▶ What needs to be done: Using the records below, find how many lines hold the word "value" and reply with only that number.

▶ Record extracts:
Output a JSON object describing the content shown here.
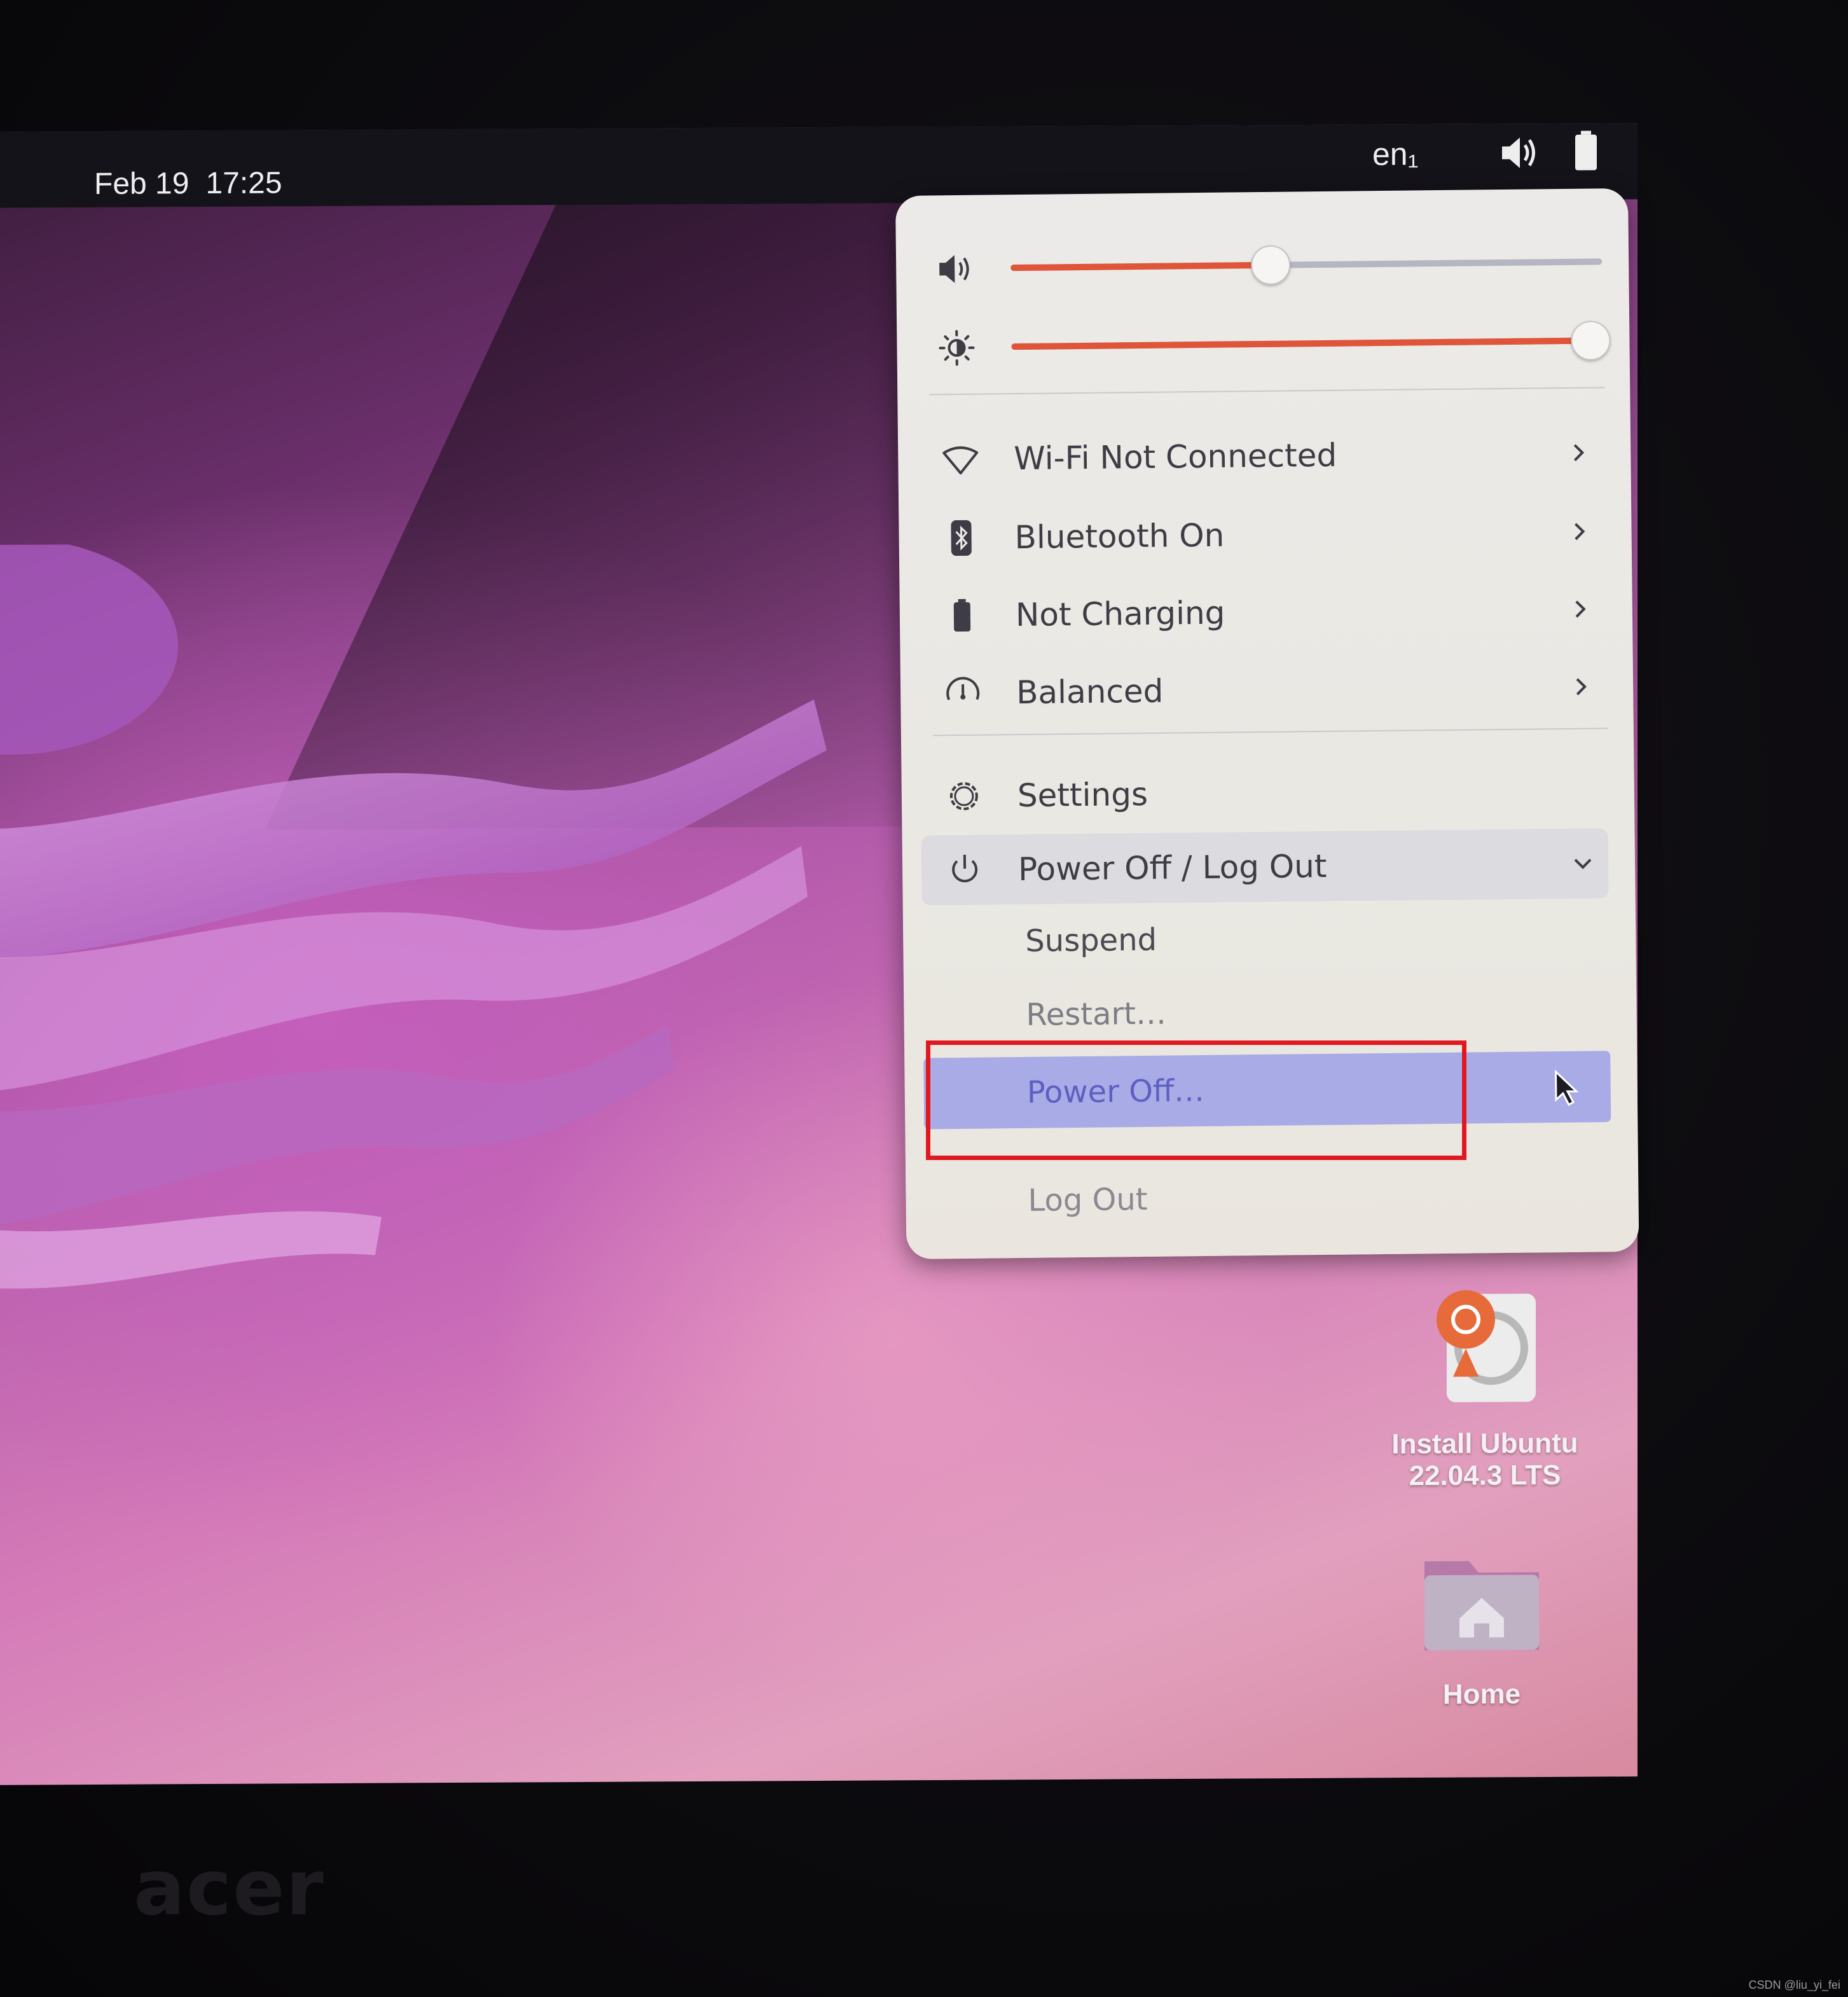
{
  "topbar": {
    "date": "Feb 19",
    "time": "17:25",
    "input_method": "en₁"
  },
  "quick_settings": {
    "volume_level": 0.44,
    "brightness_level": 0.98,
    "items": [
      {
        "label": "Wi-Fi Not Connected",
        "icon": "wifi-icon"
      },
      {
        "label": "Bluetooth On",
        "icon": "bluetooth-icon"
      },
      {
        "label": "Not Charging",
        "icon": "battery-icon"
      },
      {
        "label": "Balanced",
        "icon": "power-profile-icon"
      }
    ],
    "settings_label": "Settings",
    "power_menu": {
      "label": "Power Off / Log Out",
      "expanded": true,
      "options": [
        "Suspend",
        "Restart…",
        "Power Off…",
        "Log Out"
      ],
      "hovered": "Power Off…"
    }
  },
  "desktop_icons": [
    {
      "label_line1": "Install Ubuntu",
      "label_line2": "22.04.3 LTS"
    },
    {
      "label_line1": "Home"
    }
  ],
  "bezel_brand": "acer",
  "watermark": "CSDN @liu_yi_fei",
  "colors": {
    "accent": "#e0553a",
    "highlight_box": "#e01820",
    "hover_row": "#a9abe6"
  }
}
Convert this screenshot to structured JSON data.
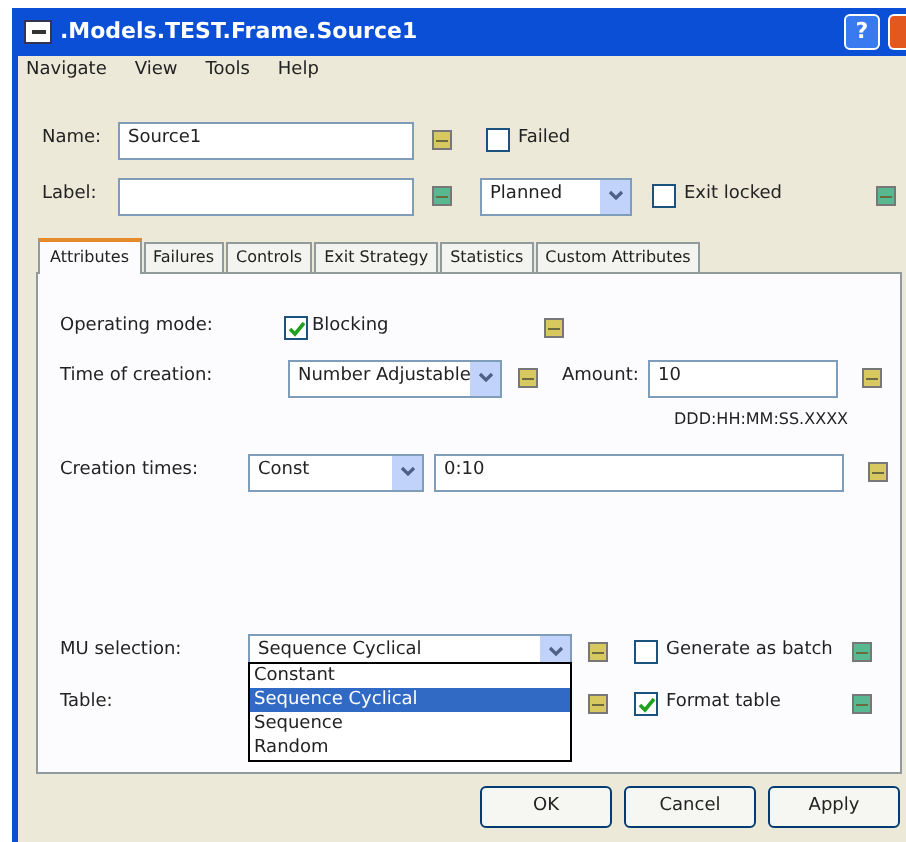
{
  "window": {
    "title": ".Models.TEST.Frame.Source1",
    "help_button": "?"
  },
  "menu": [
    "Navigate",
    "View",
    "Tools",
    "Help"
  ],
  "header": {
    "name": {
      "label": "Name:",
      "value": "Source1",
      "color": "#d8c860"
    },
    "failed": {
      "label": "Failed",
      "checked": false
    },
    "label": {
      "label": "Label:",
      "color": "#58b890"
    },
    "status": {
      "value": "Planned"
    },
    "exit_locked": {
      "label": "Exit locked",
      "checked": false,
      "color": "#58b890"
    }
  },
  "tabs": [
    {
      "label": "Attributes",
      "selected": true
    },
    {
      "label": "Failures",
      "selected": false
    },
    {
      "label": "Controls",
      "selected": false
    },
    {
      "label": "Exit Strategy",
      "selected": false
    },
    {
      "label": "Statistics",
      "selected": false
    },
    {
      "label": "Custom Attributes",
      "selected": false
    }
  ],
  "attributes": {
    "operating_mode": {
      "label": "Operating mode:",
      "checkbox": "Blocking",
      "checked": true,
      "color": "#d8c860"
    },
    "time_of_creation": {
      "label": "Time of creation:",
      "value": "Number Adjustable",
      "color": "#d8c860"
    },
    "amount": {
      "label": "Amount:",
      "value": "10",
      "color": "#d8c860"
    },
    "time_format": "DDD:HH:MM:SS.XXXX",
    "creation_times": {
      "label": "Creation times:",
      "value": "Const",
      "time": "0:10",
      "color": "#d8c860"
    },
    "mu_selection": {
      "label": "MU selection:",
      "value": "Sequence Cyclical",
      "color": "#d8c860"
    },
    "generate_as_batch": {
      "label": "Generate as batch",
      "checked": false,
      "color": "#58b890"
    },
    "table": {
      "label": "Table:",
      "color": "#d8c860"
    },
    "format_table": {
      "label": "Format table",
      "checked": true,
      "color": "#58b890"
    },
    "dropdown_options": [
      {
        "label": "Constant",
        "selected": false
      },
      {
        "label": "Sequence Cyclical",
        "selected": true
      },
      {
        "label": "Sequence",
        "selected": false
      },
      {
        "label": "Random",
        "selected": false
      }
    ]
  },
  "buttons": [
    "OK",
    "Cancel",
    "Apply"
  ]
}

▶ Answer section: 6